This film has always struck a special chord with me, although not all of the friends I've recommended it to over the years have liked it. I think you have to be a city person who's gone through some hard knocks in love to really embrace it. The scenes featuring Rae Dawn Chong aren't so special...(she's the weakest link)...but the scene where Bujold chats with Carradine after sex while getting dressed for work, the scenes with Dr. Love on the radio, the scene where Warren comes home from work to find that her roommate has stolen her boyfriend...these all have an immediate, bittersweet quality that's very haunting. Overall, the acting is flawless, and the whole film is an original. I only wish it were longer.

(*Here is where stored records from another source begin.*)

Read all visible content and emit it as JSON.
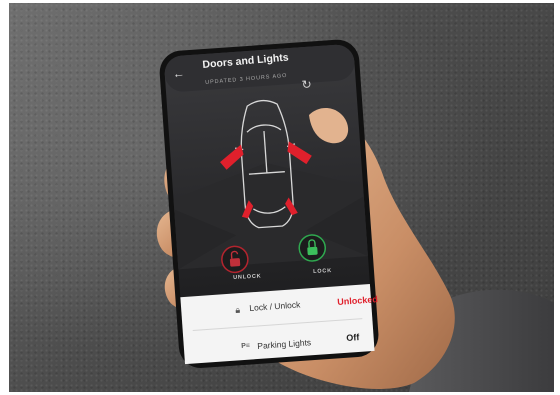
{
  "app": {
    "back_icon": "←",
    "title": "Doors and Lights",
    "updated_text": "UPDATED 3 HOURS AGO",
    "refresh_icon": "↻"
  },
  "controls": {
    "unlock_label": "UNLOCK",
    "lock_label": "LOCK"
  },
  "status_rows": [
    {
      "icon": "lock-icon",
      "label": "Lock / Unlock",
      "value": "Unlocked"
    },
    {
      "icon": "parking-lights-icon",
      "label": "Parking Lights",
      "value": "Off"
    }
  ],
  "colors": {
    "accent_red": "#e0202c",
    "screen_bg": "#2a2a2c",
    "unlock_button": "#b3242e",
    "lock_button": "#2fa84f"
  }
}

It's sad that after going to all the trouble of assembling this elaborate, magical world on the other side of the globe and then gathering an enormous cast there for an entire year to film it, that no one in charge of this movie had the sense to structure a decent script for it all to rest on. I guess if you're a fan of the book, simply seeing it come to life in any form is interesting, but for the rest of us....what a snooze-fest! The four hobbits have practically interchangeable personalities, (except that one of them is quieter than the others and looks like Winona Ryder), the crown prince and that other tall guy on the quest look identical, and the whole thing takes itself SO SERIOUSLY! The story becomes tiresome because it's the same predicament playing out over and over and over, ("We're in trouble!" / "Run!"), and you just have to accept that the plot unfolds the way it does because that's how it happened in the book. For instance, at one point Cate Blanchett encourages Elijah Wood to look into a magic mirror that lets him see the future. (Actually, it looks more like some sort of magic birdbath.) But why does she even care what he sees? The special effects are sort of pretty, but aside from that, this is a looooooooooooong movie for Tolkien fanatics only.
The revelation here is Victoria Principal, of all things...
This whimsical western is a mixed bag, though I was slightly distracted throughout waiting for the appearance of a young Victoria Principal. Only knowing her "work" from FANTASY ISLAND, DALLAS and EARTHQUAKE, I expected her to be hopelessly flat in the company of higher echelon performers like Paul Newman. Well, was I ever shocked and humbled to note in the closing credits that our Miss P. had slipped right past my poised-to-be-nasty laser vision by slipping seamlessly into the role of Judge Roy Bean's young Mexican mistress. Principal is mellow, charming and realistic in the part, coming across like a more talented Claudia Cardinale. After making a debut like this in a John Huston film....WHAT THE HELL HAPPENED???